Below, you can find the candidate(s)’s unfiltered responses to help in deciding who you choose to vote for.  The Lion has yet to endorse any candidate at this time and the views below do not necessarily represent the views of our team. For more information, email submissions@columbialion.com.

I decided to run for University Senate because of my experience as the CCSC Class of 2019 President and as a member of the Senate Committee for Students with Disabilities and the Senate Libraries Committee. Over the last year, I’ve had the opportunity to work closely with other students, faculty, staff, and administration on important issues. My accomplishments this year include securing air conditioning for undergraduate housing, partnering with 20 NYC restaurants for CU student discounts, and launching Peer Connect for first-year student. I feel that these experiences will allow me to begin immediately pursuing important University-wide initiatives as a University Senator.

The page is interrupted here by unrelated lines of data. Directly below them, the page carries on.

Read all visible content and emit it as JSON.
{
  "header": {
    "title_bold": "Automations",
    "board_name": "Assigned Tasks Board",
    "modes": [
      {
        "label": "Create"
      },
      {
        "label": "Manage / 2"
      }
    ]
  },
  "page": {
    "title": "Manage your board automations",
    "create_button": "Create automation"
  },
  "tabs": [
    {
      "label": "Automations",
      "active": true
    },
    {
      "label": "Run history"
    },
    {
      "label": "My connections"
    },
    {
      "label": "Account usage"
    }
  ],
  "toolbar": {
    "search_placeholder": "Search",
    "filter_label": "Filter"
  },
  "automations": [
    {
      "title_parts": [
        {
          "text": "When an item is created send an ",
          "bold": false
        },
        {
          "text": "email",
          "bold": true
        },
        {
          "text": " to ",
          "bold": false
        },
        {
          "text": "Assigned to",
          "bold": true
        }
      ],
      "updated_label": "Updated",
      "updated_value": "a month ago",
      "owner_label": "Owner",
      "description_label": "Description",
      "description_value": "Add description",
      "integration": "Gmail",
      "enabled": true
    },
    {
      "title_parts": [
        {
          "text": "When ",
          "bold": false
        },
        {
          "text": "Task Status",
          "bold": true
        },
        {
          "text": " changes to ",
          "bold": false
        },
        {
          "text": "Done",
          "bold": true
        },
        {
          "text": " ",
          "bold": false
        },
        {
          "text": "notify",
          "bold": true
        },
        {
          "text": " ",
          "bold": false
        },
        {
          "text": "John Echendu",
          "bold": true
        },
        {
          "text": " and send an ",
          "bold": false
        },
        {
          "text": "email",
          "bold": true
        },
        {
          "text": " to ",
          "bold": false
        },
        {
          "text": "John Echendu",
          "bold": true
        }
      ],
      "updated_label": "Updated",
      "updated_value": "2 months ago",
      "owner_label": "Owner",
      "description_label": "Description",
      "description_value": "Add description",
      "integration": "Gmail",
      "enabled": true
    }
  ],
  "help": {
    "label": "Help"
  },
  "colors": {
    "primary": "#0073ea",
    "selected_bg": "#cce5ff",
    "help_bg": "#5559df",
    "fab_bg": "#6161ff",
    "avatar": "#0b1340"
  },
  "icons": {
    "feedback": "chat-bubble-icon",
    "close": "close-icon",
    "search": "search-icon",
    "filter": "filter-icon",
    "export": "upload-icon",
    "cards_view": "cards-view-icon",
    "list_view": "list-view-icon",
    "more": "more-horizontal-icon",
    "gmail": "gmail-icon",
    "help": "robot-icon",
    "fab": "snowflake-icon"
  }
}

There are a lot of issues I would like to fix at Columbia. I would address issues of race and diversity on campus. There are no spaces for many minority groups, and I would advocate for the further allocation of space to underrepresented minorities. Additionally, I hope to work with the Senate to recruit and retain a diverse student and faculty body. There remains a shortage of diverse staff in STEM fields as well as instructors of color teaching core classes. Lastly, it is necessary to add staff members of different ethnicities and cultural backgrounds to Columbia Psychological Services.

As Columbia begins to make the move to the Manhattanville campus, I will push for more lounges and study spaces on both the Morningside and Manhattanville campuses. Columbia students deserve places to relax and socialize.  I’ll also work to increase access to outside spaces, such as the grass lawns in front of Butler.

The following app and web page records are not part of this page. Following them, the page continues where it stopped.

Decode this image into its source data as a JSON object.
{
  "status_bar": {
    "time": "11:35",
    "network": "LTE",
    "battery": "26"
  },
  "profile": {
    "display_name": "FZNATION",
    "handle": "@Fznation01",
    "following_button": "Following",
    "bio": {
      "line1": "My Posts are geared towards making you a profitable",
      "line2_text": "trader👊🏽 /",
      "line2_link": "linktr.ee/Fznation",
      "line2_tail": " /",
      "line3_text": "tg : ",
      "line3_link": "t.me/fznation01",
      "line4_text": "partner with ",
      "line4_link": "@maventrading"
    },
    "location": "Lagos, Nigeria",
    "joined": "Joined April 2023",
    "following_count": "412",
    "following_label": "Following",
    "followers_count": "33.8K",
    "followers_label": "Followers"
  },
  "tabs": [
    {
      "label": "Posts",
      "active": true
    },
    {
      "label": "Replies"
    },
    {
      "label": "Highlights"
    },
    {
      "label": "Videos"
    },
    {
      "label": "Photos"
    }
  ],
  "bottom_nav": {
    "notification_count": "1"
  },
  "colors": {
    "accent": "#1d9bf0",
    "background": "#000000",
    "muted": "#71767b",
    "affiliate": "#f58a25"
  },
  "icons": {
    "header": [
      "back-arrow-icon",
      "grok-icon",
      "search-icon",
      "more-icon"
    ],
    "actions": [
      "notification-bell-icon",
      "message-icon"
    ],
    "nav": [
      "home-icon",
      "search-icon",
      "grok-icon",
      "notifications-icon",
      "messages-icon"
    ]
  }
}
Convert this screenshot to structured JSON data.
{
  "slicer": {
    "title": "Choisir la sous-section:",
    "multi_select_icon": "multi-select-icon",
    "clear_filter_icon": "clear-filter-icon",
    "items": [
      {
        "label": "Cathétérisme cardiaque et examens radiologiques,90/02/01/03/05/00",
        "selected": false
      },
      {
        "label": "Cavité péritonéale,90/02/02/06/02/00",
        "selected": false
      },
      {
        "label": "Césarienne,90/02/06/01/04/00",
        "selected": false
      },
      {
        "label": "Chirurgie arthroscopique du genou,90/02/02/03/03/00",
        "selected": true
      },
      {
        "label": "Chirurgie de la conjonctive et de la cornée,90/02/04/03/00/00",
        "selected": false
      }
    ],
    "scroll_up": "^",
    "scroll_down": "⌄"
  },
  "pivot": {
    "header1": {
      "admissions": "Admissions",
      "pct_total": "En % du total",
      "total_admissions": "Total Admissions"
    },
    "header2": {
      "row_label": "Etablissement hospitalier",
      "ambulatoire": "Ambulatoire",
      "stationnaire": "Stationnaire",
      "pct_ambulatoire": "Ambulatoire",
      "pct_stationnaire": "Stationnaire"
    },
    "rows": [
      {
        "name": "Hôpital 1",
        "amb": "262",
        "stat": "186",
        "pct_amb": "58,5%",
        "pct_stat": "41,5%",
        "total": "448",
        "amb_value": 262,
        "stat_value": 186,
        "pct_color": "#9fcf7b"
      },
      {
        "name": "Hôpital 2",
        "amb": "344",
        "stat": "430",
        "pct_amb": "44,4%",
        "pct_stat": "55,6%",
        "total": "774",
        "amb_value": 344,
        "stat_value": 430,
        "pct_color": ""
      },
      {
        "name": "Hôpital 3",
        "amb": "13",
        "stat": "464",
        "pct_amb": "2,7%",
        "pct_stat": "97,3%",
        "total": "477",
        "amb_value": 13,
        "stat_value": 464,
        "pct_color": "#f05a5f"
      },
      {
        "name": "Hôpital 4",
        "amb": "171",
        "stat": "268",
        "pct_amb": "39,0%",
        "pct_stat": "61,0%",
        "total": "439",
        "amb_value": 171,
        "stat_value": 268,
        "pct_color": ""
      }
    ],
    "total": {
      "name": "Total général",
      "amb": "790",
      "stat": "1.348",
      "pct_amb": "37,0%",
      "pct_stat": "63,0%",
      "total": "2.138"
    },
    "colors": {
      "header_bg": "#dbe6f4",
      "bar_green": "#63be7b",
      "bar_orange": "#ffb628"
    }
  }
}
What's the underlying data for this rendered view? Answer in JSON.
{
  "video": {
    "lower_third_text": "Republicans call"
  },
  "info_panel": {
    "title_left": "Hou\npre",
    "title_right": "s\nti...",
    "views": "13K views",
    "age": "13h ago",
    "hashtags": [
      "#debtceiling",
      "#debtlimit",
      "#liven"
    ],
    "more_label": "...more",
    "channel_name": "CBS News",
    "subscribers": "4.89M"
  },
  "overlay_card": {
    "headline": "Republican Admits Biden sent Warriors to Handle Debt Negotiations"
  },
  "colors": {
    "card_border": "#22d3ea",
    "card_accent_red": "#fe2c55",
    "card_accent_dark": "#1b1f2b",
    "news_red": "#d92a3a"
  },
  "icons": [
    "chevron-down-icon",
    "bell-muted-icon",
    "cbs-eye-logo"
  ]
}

One of my biggest priorities is to make the actions of the Senate more accountable. I would hold town hall meetings once a semester to ensure that Columbia College student voices are heard. The Senate represents a diverse group of students and faculty, and it is important for Senators to not forget their constituency. Additionally, outside students are not currently allowed to attend committee meetings. As Senator, I would seek to change the guidelines so that Student Affairs Committee meetings are opened up to students. Lastly, I would like Senate committees to publish their minutes.

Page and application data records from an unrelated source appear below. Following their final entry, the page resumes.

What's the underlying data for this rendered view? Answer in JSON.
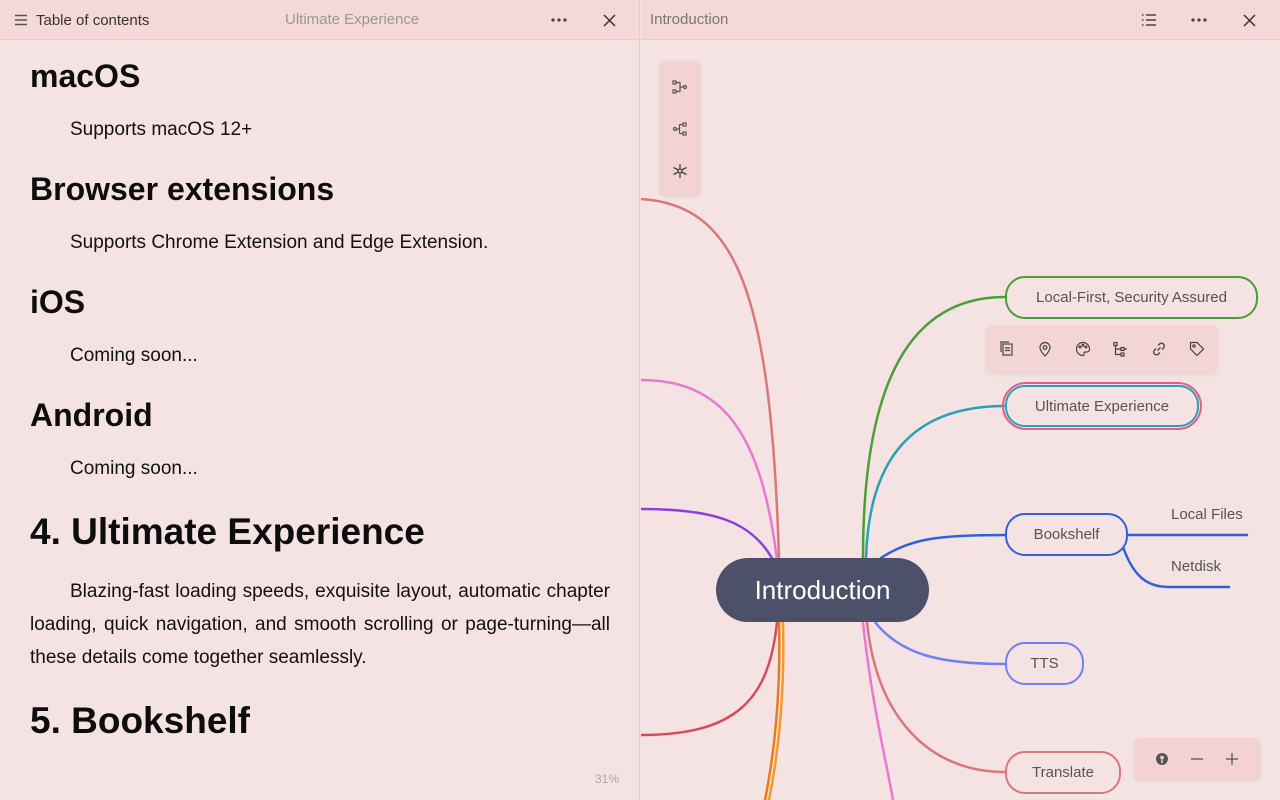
{
  "reader": {
    "toc_label": "Table of contents",
    "title": "Ultimate Experience",
    "progress": "31%",
    "content": [
      {
        "type": "h2",
        "text": "macOS"
      },
      {
        "type": "p",
        "text": "Supports macOS 12+"
      },
      {
        "type": "h2",
        "text": "Browser extensions"
      },
      {
        "type": "p",
        "text": "Supports Chrome Extension and Edge Extension."
      },
      {
        "type": "h2",
        "text": "iOS"
      },
      {
        "type": "p",
        "text": "Coming soon..."
      },
      {
        "type": "h2",
        "text": "Android"
      },
      {
        "type": "p",
        "text": "Coming soon..."
      },
      {
        "type": "h1",
        "text": "4. Ultimate Experience"
      },
      {
        "type": "p",
        "text": "Blazing-fast loading speeds, exquisite layout, automatic chapter loading, quick navigation, and smooth scrolling or page-turning—all these details come together seamlessly."
      },
      {
        "type": "h1",
        "text": "5. Bookshelf"
      }
    ]
  },
  "mindmap": {
    "title": "Introduction",
    "root": "Introduction",
    "nodes": {
      "local_first": "Local-First, Security Assured",
      "ultimate": "Ultimate Experience",
      "bookshelf": "Bookshelf",
      "local_files": "Local Files",
      "netdisk": "Netdisk",
      "tts": "TTS",
      "translate": "Translate"
    },
    "colors": {
      "root_bg": "#4c5068",
      "local_first": "#4a9e36",
      "ultimate": "#2aa1b6",
      "selection": "#e0608a",
      "bookshelf": "#2f62d9",
      "tts": "#7080f0",
      "translate": "#d87878",
      "branch_pink": "#e878d0",
      "branch_purple": "#8a3ee0",
      "branch_red": "#d84a5a",
      "branch_orange": "#ea7a1a"
    },
    "layout_buttons": [
      "logical-structure-icon",
      "mind-map-icon",
      "radial-icon"
    ],
    "node_toolbar": [
      "copy-icon",
      "location-icon",
      "palette-icon",
      "structure-icon",
      "link-icon",
      "tag-icon"
    ],
    "zoom_buttons": [
      "locate-icon",
      "zoom-out-icon",
      "zoom-in-icon"
    ]
  }
}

There needs to be a change in the University Senate’s Rules of Conduct that explicitly protects student journalists covering protests on campus. Students have a right to know what is happening at their school, and this right is not protected when reporters risk disciplinary action if they cover a protest. I plan to consult with the rules committee of the Senate to produce guidelines protecting journalists.

As a current member of the Senate committee addressing disability access, I will work to provide accessible entrances and access points, especially in getting from lower campus to upper campus. If an entrance or elevator is not functioning, students should be immediately notified by Disability Services and provided with an approximate timeline for service and an alternative route.

I would aim to change the finals schedule so that students do not have testing on December 23rd. It is unfair for international students and west coast students to not be home for the holidays. Additionally, professors should not react to this by scheduling finals before or during reading week. That’s just not right – reading week is a time for students to study in peace.

I will push for official University forms to provide an option for identifying as transgender/genderqueer. The University should continue its move towards gender-neutral bathrooms by accelerating the pace with which such bathrooms are implemented in buildings like Butler and Hamilton.

These are some of the issues I think are most important to address right away. Since my term would end when I’m still a junior, as opposed to most who would be second-semester seniors, I would be held accountable for my duties on the Senate and have more than two years to work on important initiatives.  If anyone reading this has any suggestions or issues that they’d like to see addressed, please email me at jms2430@columbia.edu! My full platform is available at http://joshschenk.wix.com/senate.